The enthusiast audience waited throughout 2012 for AMD to come up with a dual GPU HD7970 solution. In the end they failed to deliver, so it fell onto partners to create a solution. Powercolor, VTX3D and Club3d all released the HD7990 last year – a monster dual GPU designed to battle head to head with the Nvidia GTX690.
We reviewed the VTX3D HD7990 on December 29th and it walked away with one of our highest awards, due to a competitive price to performance ratio.
Parting with £680 for a graphics card would seem a completely insane move for most people, but it is worth remembering that the Nvidia GTX690 still retails around the £800-£850 mark. Trying to work out ‘value for money’ at this price point does seem crazy.
We won’t retread old ground today, if you want to catch up, then follow the link above for the review on the single HD7990. When I initially reviewed the card I smiled when I saw the Crossfire connector bundled in the box. Quadfire was something I wanted to try, but at the time I couldn’t get my hands on two of the cards.
I received a couple of emails since the review launched. ‘Hey man, any chance of testing with two HD7990s?’ came the call from a hard core bencher based in California.
A very friendly chap near London was determined to pick up two of the cards from DABS, but wanted some reassurances it would work well. There certainly is not much point spending £1,400 if you are only left with an expensive bookend.
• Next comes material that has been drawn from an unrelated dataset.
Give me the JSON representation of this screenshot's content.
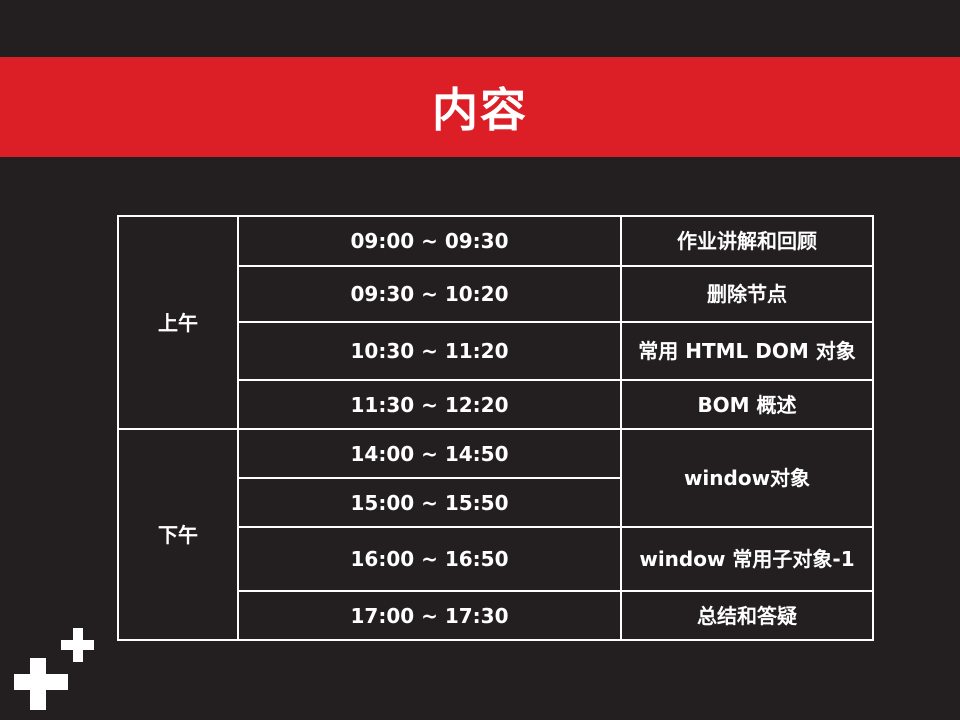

Sadly, If history has taught us anything then AMD certainly haven’t had a reassuring track record with QUAD Crossfire. Without preempting the results below, I was sadly proven right. Even after multiple operating systems were installed from fresh with a handful of recent AMD drivers.
I managed to get my hands on a 10cm Crossfire connector, the longest you can get. We had to route the connector inside the cooler on the first card (as shown in the image above), otherwise it wouldn’t stretch across the three slots to the next VTX3D HD7990.
We tested with the following system.
Processor: Core i7 3960 X Extreme Edition @ 4.4ghz
Cooler: Antec 920 H20
Memory: 16GB G.Skill 2,400mhz @ 10-11-10-30
Motherboard: Asus Rampage IV Extreme (latest 3301 bios updated for the review)
Power Supply: Enermax Platimax 1200W and Seasonic Platinum 1000W
Optical Drive: Asus BluRay Drive
Chassis: Lian Li PC-A77FR Aluminium Red Full Tower Case
Boot Drive: Patriot WildFire 120GB
Secondary Drive: 1TB Samsung
Monitors: Dell U3011 and Dell U2410 x 3.
To power a system like this, you need a hell of a power supply.
We tested with both the Enermax Platimax 1200W and the Seasonic Platinum 1000W. This was to verify that the many crashes we experienced were not related to a power related issue. The system was taking around 800W at the socket under load, so both supplies were perfectly within specifications.
On the I/O plate of the VTX3D HD7990 is a red button. This is a dual button BIOS switch, with both core speeds configured to a turbo of 925mhz. You can however only overclock this card with the button pressed inwards. If you want to overclock at all, ULPS needs to be disabled. Open REGEDIT, search for ‘enableULPS’ and change the registry value from 1 to 0.
Due to instability we never got around to overclocking the cards, however in the case of the review today, we wanted to ensure ULPS wasn’t causing a problem. So we disabled it.
We tested with the latest beta drivers. In fact we had so many problems we tried multiple versions of AMD’s drivers released since November last year. It didn’t make a difference to resolving the array of hardlocks and system crashes.
The cure? Simply to remove one of the cards.
We did manage to get some benchmarks to complete however, but games such as Max Payne 3 wouldn’t even detect the second card was installed. Sleeping Dogs saw a 15% increase in frame rate at 2560×1600. Dirt Showdown and F1 2012 would both crash on startup, as would the latest Batman game.
3DMark 11 would crash regularly at random times. Once it completed a run with a score of 15,300 points, which compares to 15,113 points from the single card. On screen stutter was horrific too. Something was definitely not right.
Trying to test across 3 screens was an unmitigated disaster too.
Unigine Heaven Benchmark 2.0 completed every time, and we scored an average of 219 frames per second, compared to 168 frames per second with the single HD7990. £680, or £13.30 pence per frame (for the 51 extra frames per second) seems tough to justify.
We really do have to fault the AMD drivers for these negative results, which were very disappointing. AMD can say that the HD7990 isn’t an ‘official’ part, so optimisations won’t be forthcoming, but we have experienced this before with 4 GPU Crossfire in the past.
We can’t imagine many people would want to spend £1,400 on two of these graphics cards, although I know for a fact there are at least a handful of people who would have wanted such a kick ass, crazy system in their house.
Our conclusion? We advise against it and need to lay the blame with AMD’s drivers.
EDIT 28th May 2013: AMD sent us an update on the older HD7990 QuadFire problems. Read it here.HD7990 Quadfire tested: crash happy,